Segment Open

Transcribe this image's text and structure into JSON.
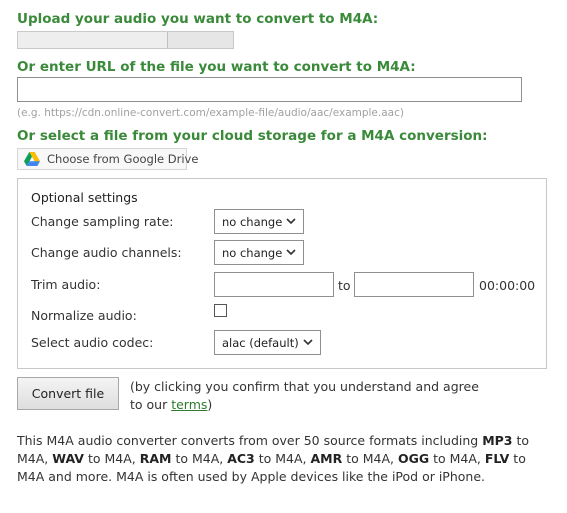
{
  "upload": {
    "heading": "Upload your audio you want to convert to M4A:"
  },
  "url": {
    "heading": "Or enter URL of the file you want to convert to M4A:",
    "value": "",
    "hint": "(e.g. https://cdn.online-convert.com/example-file/audio/aac/example.aac)"
  },
  "cloud": {
    "heading": "Or select a file from your cloud storage for a M4A conversion:",
    "google_drive_label": "Choose from Google Drive",
    "google_drive_icon": "google-drive-icon"
  },
  "settings": {
    "title": "Optional settings",
    "sampling_rate": {
      "label": "Change sampling rate:",
      "value": "no change"
    },
    "audio_channels": {
      "label": "Change audio channels:",
      "value": "no change"
    },
    "trim": {
      "label": "Trim audio:",
      "from": "",
      "to_label": "to",
      "to": "",
      "time": "00:00:00"
    },
    "normalize": {
      "label": "Normalize audio:",
      "checked": false
    },
    "codec": {
      "label": "Select audio codec:",
      "value": "alac (default)"
    }
  },
  "convert": {
    "button_label": "Convert file",
    "confirm_line1": "(by clicking you confirm that you understand and agree",
    "confirm_line2_prefix": "to our ",
    "terms_link": "terms",
    "confirm_line2_suffix": ")"
  },
  "description": {
    "p1": "This M4A audio converter converts from over 50 source formats including ",
    "f_mp3": "MP3",
    "t_mp3": " to M4A, ",
    "f_wav": "WAV",
    "t_wav": " to M4A, ",
    "f_ram": "RAM",
    "t_ram": " to M4A, ",
    "f_ac3": "AC3",
    "t_ac3": " to M4A, ",
    "f_amr": "AMR",
    "t_amr": " to M4A, ",
    "f_ogg": "OGG",
    "t_ogg": " to M4A, ",
    "f_flv": "FLV",
    "t_flv": " to M4A and more. M4A is often used by Apple devices like the iPod or iPhone."
  },
  "colors": {
    "heading_green": "#3a8a3a",
    "link_green": "#2c7a2c"
  }
}
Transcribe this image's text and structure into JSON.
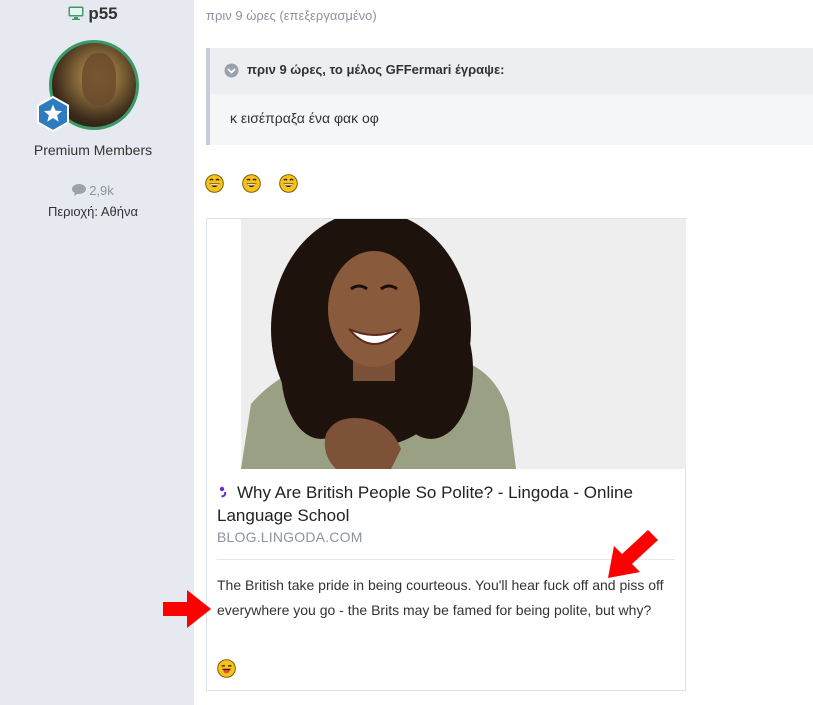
{
  "user": {
    "username": "p55",
    "member_title": "Premium Members",
    "message_count": "2,9k",
    "location": "Περιοχή: Αθήνα",
    "online_icon": "monitor-icon",
    "badge_icon": "star-badge-icon"
  },
  "post": {
    "time": "πριν 9 ώρες (επεξεργασμένο)",
    "quote": {
      "header": "πριν 9 ώρες, το μέλος GFFermari έγραψε:",
      "text": "κ εισέπραξα ένα φακ οφ"
    },
    "smilies": [
      "laughing-smiley-icon",
      "laughing-smiley-icon",
      "laughing-smiley-icon"
    ]
  },
  "link_card": {
    "title": "Why Are British People So Polite? - Lingoda - Online Language School",
    "domain": "BLOG.LINGODA.COM",
    "description": "The British take pride in being courteous. You'll hear fuck off and piss off everywhere you go - the Brits may be famed for being polite, but why?",
    "favicon": "lingoda-favicon-icon",
    "footer_smiley": "tongue-smiley-icon"
  },
  "colors": {
    "sidebar_bg": "#e6e9f0",
    "online_green": "#3a9a6a",
    "badge_blue": "#2f7bbf",
    "arrow_red": "#ff0000"
  }
}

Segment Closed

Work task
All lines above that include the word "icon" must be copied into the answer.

Answer section
    "google_drive_icon": "google-drive-icon"
    "online_icon": "monitor-icon",
    "badge_icon": "star-badge-icon"
      "laughing-smiley-icon",
      "laughing-smiley-icon",
      "laughing-smiley-icon"
    "favicon": "lingoda-favicon-icon",
    "footer_smiley": "tongue-smiley-icon"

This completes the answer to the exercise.